[NOTE: The following comments have been written in honor of Pastor Martin Tivane, servant of God and men, whose birthday is January 1st. While he celebrates this day in heaven with Jesus, he was the perfect example of one choosing to uplift ‘the last’ so they could be ‘first’ in every area of his life.]
What does it mean when Jesus tells us that the last will be first and the first will be last?
As the New Year of 2014 opens a fresh beginning—let’s give thought to who we want to be. Will we put ourselves first? Or will we put ourselves last? These are hard questions. I know that one year–long ago, Jesus made this same decision. He purposely left His Kingdom… His very throne in heaven…to enter our world not as the King of kings… but as a servant born in a stable… He was the One who became last.
He was hated and rejected; his life was filled with humiliation, sorrow, and pain… His own people called him: a nobody… or worse, a blasphemer!
I tell you, His Kingdom strategy is so much different than ours is today! If we follow His strategy… His life example… we would voluntarily lay down our wills. Bending down in humility is not a ‘natural act’ for our human frame… or our human temperament.
Living in a first-world nation, our ‘firstness’ includes such things as freedom, wealth, power and education. Being born privileged is not a fault… I honestly don’t think He meant for us to run away from our first-world to some foreign third-world. But, I do think God yearns for us to align ourselves… conform ourselves with Jesus… who put the needs of the last—first. Honoring the ‘last’ is basically giving them higher priority than ourselves… just as Jesus gave our need for salvation ahead of His rightful place in glory.
Jesus helped those who are last by elevating their status. He welcomed those who were on the bottom rung of society’s ladder… those who were ‘last’… the poor, the sick, the prostitutes and the tax collectors… to receive the same benefits as those who believed they did ‘everything right’… the righteous, the Pharisees, the Saducees.
In Matthew 20, we read a parable of workers some who had worked all day and some workers who had only worked a half-a-day. At the end of the day, the master paid all the workers—the same wage. This left the ones who had worked all day a bit ticked.
At the end of this parable is where we find that famous phrase written:
“Everyone who is now last will be first and everyone who is first will be last”

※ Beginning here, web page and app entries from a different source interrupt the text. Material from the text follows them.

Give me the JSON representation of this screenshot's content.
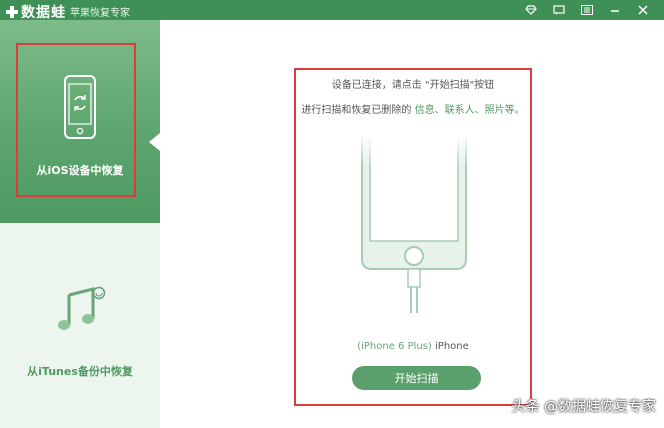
{
  "app": {
    "name": "数据蛙",
    "subtitle": "苹果恢复专家",
    "window_icons": [
      "diamond-icon",
      "message-icon",
      "menu-icon",
      "minimize-icon",
      "close-icon"
    ]
  },
  "sidebar": {
    "items": [
      {
        "label": "从iOS设备中恢复",
        "icon": "phone-sync-icon",
        "selected": true
      },
      {
        "label": "从iTunes备份中恢复",
        "icon": "itunes-music-icon",
        "selected": false
      }
    ]
  },
  "main": {
    "instruction_line1": "设备已连接，请点击 \"开始扫描\"按钮",
    "instruction_line2_prefix": "进行扫描和恢复已删除的 ",
    "instruction_line2_highlight": "信息、联系人、照片等。",
    "device_model": "(iPhone 6 Plus)",
    "device_name": " iPhone",
    "start_button": "开始扫描"
  },
  "watermark": "头条 @数据蛙恢复专家",
  "colors": {
    "brand_green": "#3f9056",
    "highlight_green": "#4f9a63",
    "annotation_red": "#e03b3b"
  }
}
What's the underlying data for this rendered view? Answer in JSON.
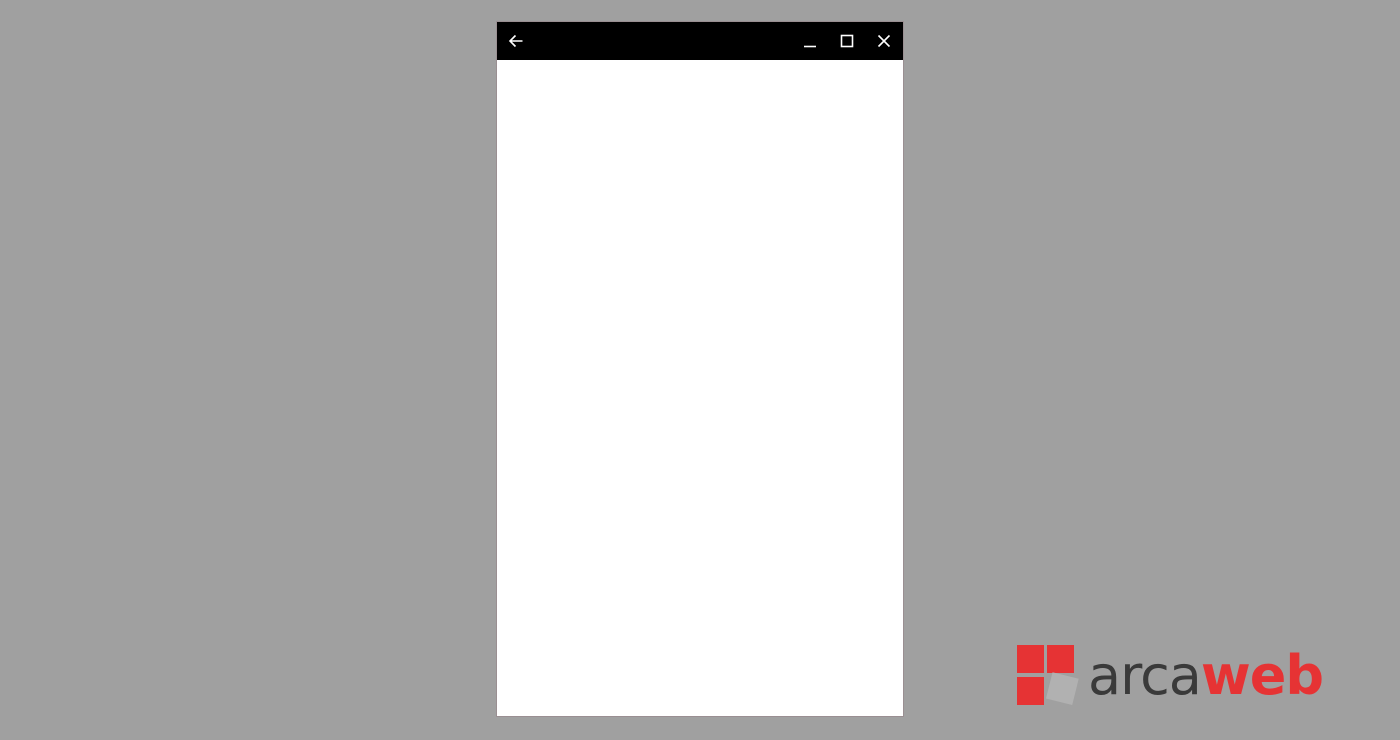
{
  "window": {
    "titlebar": {
      "back_icon": "arrow-left-icon",
      "minimize_icon": "minimize-icon",
      "maximize_icon": "maximize-icon",
      "close_icon": "close-icon"
    },
    "content_background": "#ffffff"
  },
  "watermark": {
    "text_part1": "arca",
    "text_part2": "web",
    "colors": {
      "primary_red": "#e63334",
      "text_dark": "#3a3a3a",
      "mark_gray": "#b3b3b3"
    }
  },
  "colors": {
    "desktop_background": "#a0a0a0",
    "titlebar_background": "#000000",
    "titlebar_icons": "#ffffff"
  }
}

What we fail to realize when we are concerned with fairness is something remarkable… What if some of the workers in this story had been privileged with connections to get their job? It could be that some were able to work because their family had power and influence—or some may have had educational privilege. Could it be that the unemployed were left out because they belonged to a lower class? The bottom line is this… we are not told by this passage. Jesus didn’t go into such details, but it appears…
He is not concerned with perceived fairness…
His main concern appears to be with demonstrating the meaning of grace and generosity.
If Jesus was the ‘master’ in this story… paying His daily hires equally… what is He asking us to do or learn?
He is actually trying to realign our hearts with His… teaching us that grace is not earned… teaching us not to be envious of grace given to others… teaching us to associate with and enter into the world of the last… to be servant of all… teaching us to show grace to all… especially the needy.
This may mean showing regard to those who struggle as higher than ourselves. It may mean giving an ear to those who others will pass-by and ignore. It could mean offering assistance, hope, encouragement to someone in need… at the cost of our own time, resources, and entertainment. What it really means is a heart willing to sacrifice our own priorities for the priorities of the least. Trust me… we are faced with these opportunities daily—if we start looking.
If our eyes focus on the least, we guard our hearts from self-pity, envy, and jealousy. We can’t get into our personal ‘pity party’ when we are looking at the sorry state of someone worse off than we are. If our eyes search for the ‘last’ in every situation, we enter a true humility only owned by Christ, Himself. And do you know what? He begins to mold that—into us.
But, we must take the first step.
Look around. Who is last in your world? The harried cleaning lady who is trying to support her young family? Your cousin who keeps losing his job? The immigrant who has to walk to work? The children who are growing up without a mom? The homeless man pushing all he owns in a broken cart? The drug addict who can’t find a mentor? The abused wife who feels hopeless without a career? The lonely veteran who gave everything for all but is now without a visitor? The elderly husband who is failing himself but still caring for his beloved debilitated wife? The professional who did not pass a certification test? The clinically depressed who want to end their pain… end their life?
When we choose to enter the world of the last—life will suddenly gain clarity and meaning.
Life is never all about us but rather its living for one another.
“And if you give yourself to the hungry and satisfy the desire of the afflicted, then your light will rise in the darkness and your gloom will become like the midday” Isaiah 58:10
Grace and Peace to you all in 2014!!!